§ **Exercise requirements**
Where a line of the data holds the word "Bokeh", copy that line.

+++ Task material +++

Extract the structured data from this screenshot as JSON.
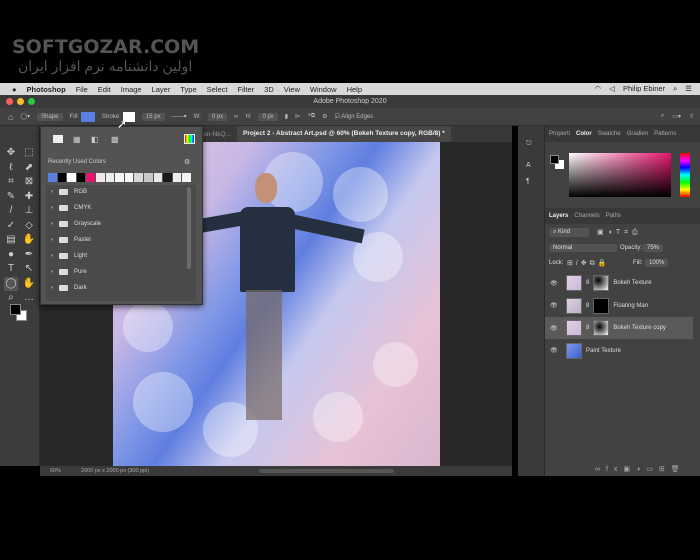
{
  "watermark": {
    "title": "SOFTGOZAR.COM",
    "subtitle": "اولین دانشنامه نرم افزار ایران"
  },
  "menubar": {
    "app": "Photoshop",
    "items": [
      "File",
      "Edit",
      "Image",
      "Layer",
      "Type",
      "Select",
      "Filter",
      "3D",
      "View",
      "Window",
      "Help"
    ],
    "user": "Philip Ebiner"
  },
  "window": {
    "title": "Adobe Photoshop 2020"
  },
  "options": {
    "mode": "Shape",
    "fill_label": "Fill:",
    "fill_color": "#5b7fe0",
    "stroke_label": "Stroke:",
    "stroke_size": "15 px",
    "w_label": "W:",
    "w_value": "0 px",
    "h_label": "H:",
    "h_value": "0 px",
    "align_edges": "Align Edges"
  },
  "tabs": [
    {
      "label": "on-mccutcheon-NkQ..."
    },
    {
      "label": "Project 2 - Abstract Art.psd @ 60% (Bokeh Texture copy, RGB/8) *"
    }
  ],
  "swatch_popup": {
    "recent_label": "Recently Used Colors",
    "recent_colors": [
      "#5b7fe0",
      "#000000",
      "#ffffff",
      "#000000",
      "#e8156f",
      "#f0e6ee",
      "#ececec",
      "#f6f6f6",
      "#f8f8f8",
      "#d8d8d8",
      "#c8c8c8",
      "#e8e8e8",
      "#1a1a1a",
      "#efefef",
      "#f4f4f4"
    ],
    "folders": [
      "RGB",
      "CMYK",
      "Grayscale",
      "Pastel",
      "Light",
      "Pure",
      "Dark"
    ]
  },
  "status": {
    "zoom": "60%",
    "doc_size": "2000 px x 2000 px (300 ppi)"
  },
  "color_panel": {
    "tabs": [
      "Properti",
      "Color",
      "Swatche",
      "Gradien",
      "Patterns"
    ],
    "active": "Color",
    "hue_color": "#e8156f"
  },
  "layers_panel": {
    "tabs": [
      "Layers",
      "Channels",
      "Paths"
    ],
    "filter": "Kind",
    "blend": "Normal",
    "opacity_label": "Opacity:",
    "opacity": "75%",
    "lock_label": "Lock:",
    "fill_label": "Fill:",
    "fill": "100%",
    "layers": [
      {
        "name": "Bokeh Texture",
        "selected": false
      },
      {
        "name": "Floating Man",
        "selected": false
      },
      {
        "name": "Bokeh Texture copy",
        "selected": true
      },
      {
        "name": "Paint Texture",
        "selected": false
      }
    ]
  }
}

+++

§ **Output for this task**
      "label": "Project 2 - Abstract Art.psd @ 60% (Bokeh Texture copy, RGB/8) *"
        "name": "Bokeh Texture",
        "name": "Bokeh Texture copy",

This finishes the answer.